+ Even though it’s a console game, it lets you pick up and play for a few minutes at a time, meaning it’s good for busy/married people too!

The Bee Suit

– Minuses –

Because of the way the spherical worlds are created, you often go behind planets resulting in not being able to see your character, this can result in some annoying deaths due to the controls spazzing out. A necessary evil because a constantly following camera would be disorientating, but still annoying nonetheless.

Shaking the Wii Remote to do the spin attack does get tiresome.

+/- Neutrals +/-

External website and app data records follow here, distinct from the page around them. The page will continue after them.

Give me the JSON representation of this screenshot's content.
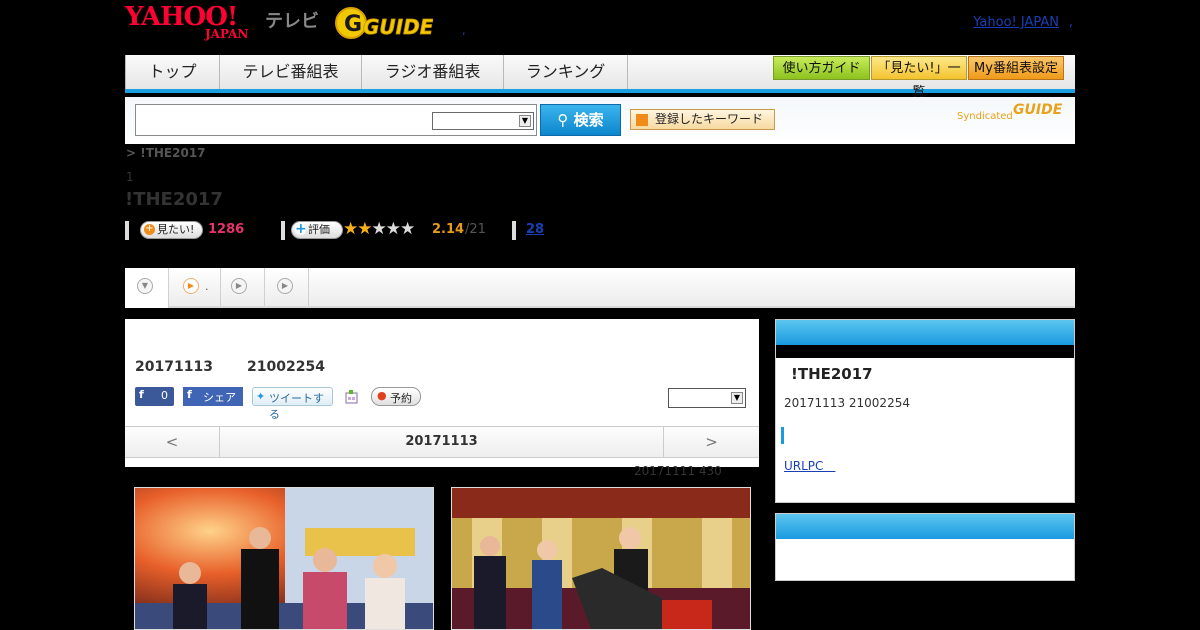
{
  "header": {
    "logo_yahoo": "YAHOO!",
    "logo_japan": "JAPAN",
    "logo_tv": "テレビ",
    "logo_gguide": "GUIDE",
    "dot": ",",
    "yahoo_japan_link": "Yahoo! JAPAN",
    "yj_dot": ","
  },
  "nav": {
    "tabs": [
      "トップ",
      "テレビ番組表",
      "ラジオ番組表",
      "ランキング"
    ],
    "buttons": [
      "使い方ガイド",
      "「見たい!」一覧",
      "My番組表設定"
    ]
  },
  "search": {
    "input_value": "",
    "select_value": "",
    "search_button": "検索",
    "keyword_button": "登録したキーワード",
    "syndicated": "Syndicated",
    "syndicated_logo": "GUIDE"
  },
  "program": {
    "breadcrumb": "> !THE2017",
    "number": "1",
    "title": "!THE2017",
    "watch_label": "見たい!",
    "watch_count": "1286",
    "rate_label": "評価",
    "rating": "2.14",
    "rating_count": "/21",
    "review_count": "28"
  },
  "tabstrip": {
    "tab2_label": "."
  },
  "detail": {
    "date": "20171113",
    "id": "21002254",
    "fb_like_count": "0",
    "fb_share": "シェア",
    "tweet": "ツイートする",
    "reserve": "予約",
    "select_value": "",
    "prev": "<",
    "next": ">",
    "day": "20171113",
    "caption": "20171111  430"
  },
  "sidebar": {
    "title": "!THE2017",
    "info": "20171113  21002254",
    "url_link": "URLPC　"
  }
}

+/- Some of the final missions/challenges are just the same levels as before but just have you collecting coins. This pushes the unique level count down to about 95-100 in actuality, still tonnes of levels, but just be aware of what you’ll have to do to do everything in the game.

+/- 2-player mode is very simplistic and not that fun. I don’t know many people who want to sit next to me playing Mario while they wave the pointer around collecting things. It’s there but it’s kind of useless.

+/- The online component (if you can call it that) is simply a screen-shot tool that takes a picture of your star count so you can post the image to your friend using the Wii mail service. A completely unnecessary and mostly useless addition.

Final Score:
6 pluses
2 minuses
3 neutrals

You aint getting a percentage, marks out of ten or a lettered grade.
That’s what’s good, that’s what’s bad and that’s what neither here nor there,

Make up your own mind from that.
How Famicomplicated reviews work:

+Pluses = Good stuff.

-Minuses = Not so good stuff.
-/+Neutrals = Neither good nor bad stuff.
Final Score Example:
  • 3 pluses
  • 2 minuses
  • 1 neutral
You aint getting a percentage, marks out of ten or a lettered grade.
That’s what’s good, that’s what’s bad and that’s what neither here nor there.

Make up your own mind from that.